Their coach and former teacher, Sharon Gentry, decided to enter the contest because she thought the prize would motivate the students. The contest encouraged middle school children to use the scientific method to solve a real-world problem in their community.
The girls, riding in a car near Orting, considered the volcano evacuation signs.
"We noticed that the volcano evacuation signs weren't really visible," Yazdi said. "They were, like, hiding behind tree branches."
They brainstormed ways to draw attention to the signs when Gentry pointed out the LED lights on a stop sign.
Then they had their idea: Installing LED lights on evacuation signs.
The girls created a wooden border with lights to fit around the edge of the sign. They tested their project at Celebration Park.
An earthquake or a volcanic eruption could cause a lahar, a swift-moving mudflow from a volcano carrying rocks and debris. To survive, people would need to evacuate to high ground quickly.
During a lahar, getting lost or being unfamiliar with the evacuation route could cost a person his or her life, Wolf said. The area would likely lose power and it would be dark. The LED lights on signs would be solar-powered and visible for up to 2 miles.
The LED lights would remain lit all the time, familiarizing people with their location. The lights would flash during an emergency, activated by a radio signal.
Preparing for a lahar in the path of Mount Rainier is important, Wolf said. The last major lahar was 550 years ago.
"Scientists say there's a major lahar every 500 to 1,000 years," she said.
The girls will find out if they win the $25,000 grant on June 21. If they win, they will have one year to implement their plan. They would work with representatives from the Christopher Columbus Fellowship Foundation to finalize their project and find a company to install the lights.
"Obviously we think our idea is the best," Wolf said.
If the girls don't win, they plan to apply for different grants to install the lights. They hope their idea becomes an international symbol for disaster evacuation signs.
Contact Margo Horner: firstname.lastname@example.org or (253) 925-5565.

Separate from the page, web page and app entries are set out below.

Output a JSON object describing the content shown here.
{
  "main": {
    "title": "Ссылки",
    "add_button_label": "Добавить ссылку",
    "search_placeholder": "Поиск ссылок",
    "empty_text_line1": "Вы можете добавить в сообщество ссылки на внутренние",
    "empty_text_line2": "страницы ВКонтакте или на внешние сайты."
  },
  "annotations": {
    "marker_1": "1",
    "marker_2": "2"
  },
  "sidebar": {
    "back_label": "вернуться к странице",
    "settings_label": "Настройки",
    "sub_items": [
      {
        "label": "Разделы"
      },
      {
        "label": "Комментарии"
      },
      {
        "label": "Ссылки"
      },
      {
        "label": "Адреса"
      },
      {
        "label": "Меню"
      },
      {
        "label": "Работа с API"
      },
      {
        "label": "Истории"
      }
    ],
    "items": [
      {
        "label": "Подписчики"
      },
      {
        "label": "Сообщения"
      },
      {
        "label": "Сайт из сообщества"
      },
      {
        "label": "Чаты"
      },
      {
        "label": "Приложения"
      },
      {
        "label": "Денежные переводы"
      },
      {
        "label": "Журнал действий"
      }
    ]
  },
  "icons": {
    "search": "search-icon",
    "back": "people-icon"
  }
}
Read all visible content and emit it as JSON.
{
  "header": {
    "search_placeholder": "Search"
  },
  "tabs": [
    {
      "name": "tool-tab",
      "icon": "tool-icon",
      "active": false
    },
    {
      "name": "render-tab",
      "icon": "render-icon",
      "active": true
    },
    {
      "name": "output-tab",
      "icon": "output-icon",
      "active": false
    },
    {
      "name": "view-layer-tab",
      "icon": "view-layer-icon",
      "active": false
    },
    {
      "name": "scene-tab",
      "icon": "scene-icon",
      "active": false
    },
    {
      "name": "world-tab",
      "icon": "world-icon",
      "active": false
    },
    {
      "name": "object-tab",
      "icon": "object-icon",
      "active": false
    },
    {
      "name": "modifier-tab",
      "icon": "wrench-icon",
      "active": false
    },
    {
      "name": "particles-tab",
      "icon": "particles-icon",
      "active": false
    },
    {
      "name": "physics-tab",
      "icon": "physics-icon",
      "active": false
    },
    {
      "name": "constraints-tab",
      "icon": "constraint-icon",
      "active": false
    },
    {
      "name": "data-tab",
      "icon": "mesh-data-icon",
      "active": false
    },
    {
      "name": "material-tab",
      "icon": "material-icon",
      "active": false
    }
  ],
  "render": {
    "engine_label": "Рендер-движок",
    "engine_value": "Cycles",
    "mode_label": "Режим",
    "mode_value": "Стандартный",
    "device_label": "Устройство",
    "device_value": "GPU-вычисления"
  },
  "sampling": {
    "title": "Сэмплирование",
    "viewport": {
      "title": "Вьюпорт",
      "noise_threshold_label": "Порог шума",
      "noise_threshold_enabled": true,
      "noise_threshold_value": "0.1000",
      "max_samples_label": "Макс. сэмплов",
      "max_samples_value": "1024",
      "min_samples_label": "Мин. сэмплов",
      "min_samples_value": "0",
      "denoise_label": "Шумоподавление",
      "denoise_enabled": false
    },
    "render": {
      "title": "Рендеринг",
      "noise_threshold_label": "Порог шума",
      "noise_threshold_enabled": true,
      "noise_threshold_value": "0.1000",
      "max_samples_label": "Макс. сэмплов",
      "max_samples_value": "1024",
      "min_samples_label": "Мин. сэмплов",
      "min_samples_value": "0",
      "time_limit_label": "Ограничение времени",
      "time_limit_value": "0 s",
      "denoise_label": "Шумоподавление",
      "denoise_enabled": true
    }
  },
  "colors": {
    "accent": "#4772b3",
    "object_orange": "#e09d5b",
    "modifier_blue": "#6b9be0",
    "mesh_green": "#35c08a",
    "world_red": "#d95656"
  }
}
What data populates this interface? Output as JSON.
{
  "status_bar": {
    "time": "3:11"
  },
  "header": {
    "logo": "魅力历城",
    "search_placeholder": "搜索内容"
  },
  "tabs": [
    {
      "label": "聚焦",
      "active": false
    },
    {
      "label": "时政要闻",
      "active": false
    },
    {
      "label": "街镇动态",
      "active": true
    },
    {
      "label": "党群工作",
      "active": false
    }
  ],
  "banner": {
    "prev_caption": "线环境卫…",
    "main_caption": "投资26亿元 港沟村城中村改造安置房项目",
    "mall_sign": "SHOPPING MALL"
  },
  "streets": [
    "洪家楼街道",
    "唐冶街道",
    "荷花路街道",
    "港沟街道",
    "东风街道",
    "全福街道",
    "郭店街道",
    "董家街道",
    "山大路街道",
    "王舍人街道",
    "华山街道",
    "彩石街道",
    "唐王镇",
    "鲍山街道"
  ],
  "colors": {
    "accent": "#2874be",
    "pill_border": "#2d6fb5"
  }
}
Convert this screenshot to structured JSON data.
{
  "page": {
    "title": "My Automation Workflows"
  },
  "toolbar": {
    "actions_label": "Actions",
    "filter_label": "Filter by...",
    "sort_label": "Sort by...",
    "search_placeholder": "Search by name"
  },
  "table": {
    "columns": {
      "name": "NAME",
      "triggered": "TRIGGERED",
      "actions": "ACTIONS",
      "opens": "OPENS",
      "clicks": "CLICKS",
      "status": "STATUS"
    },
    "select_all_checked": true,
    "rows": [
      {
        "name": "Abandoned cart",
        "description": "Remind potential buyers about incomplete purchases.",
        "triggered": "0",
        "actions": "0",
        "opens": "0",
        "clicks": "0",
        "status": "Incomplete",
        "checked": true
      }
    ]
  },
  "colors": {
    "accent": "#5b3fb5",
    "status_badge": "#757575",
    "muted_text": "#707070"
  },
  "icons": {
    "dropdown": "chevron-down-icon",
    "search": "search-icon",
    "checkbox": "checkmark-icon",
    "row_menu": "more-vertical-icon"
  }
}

The LOST team received letters of support from State Senator Tracey Eide, State Representative Mark Miloscia, Governor Christine Gregoire, Orting Mayor Cheryl Temple, Orting School District Superintendent Jeff Davis, State Representative Skip Priest, Pierce County Emergency Management Director Steven Bailey and Federal Way Mayor Mike Park.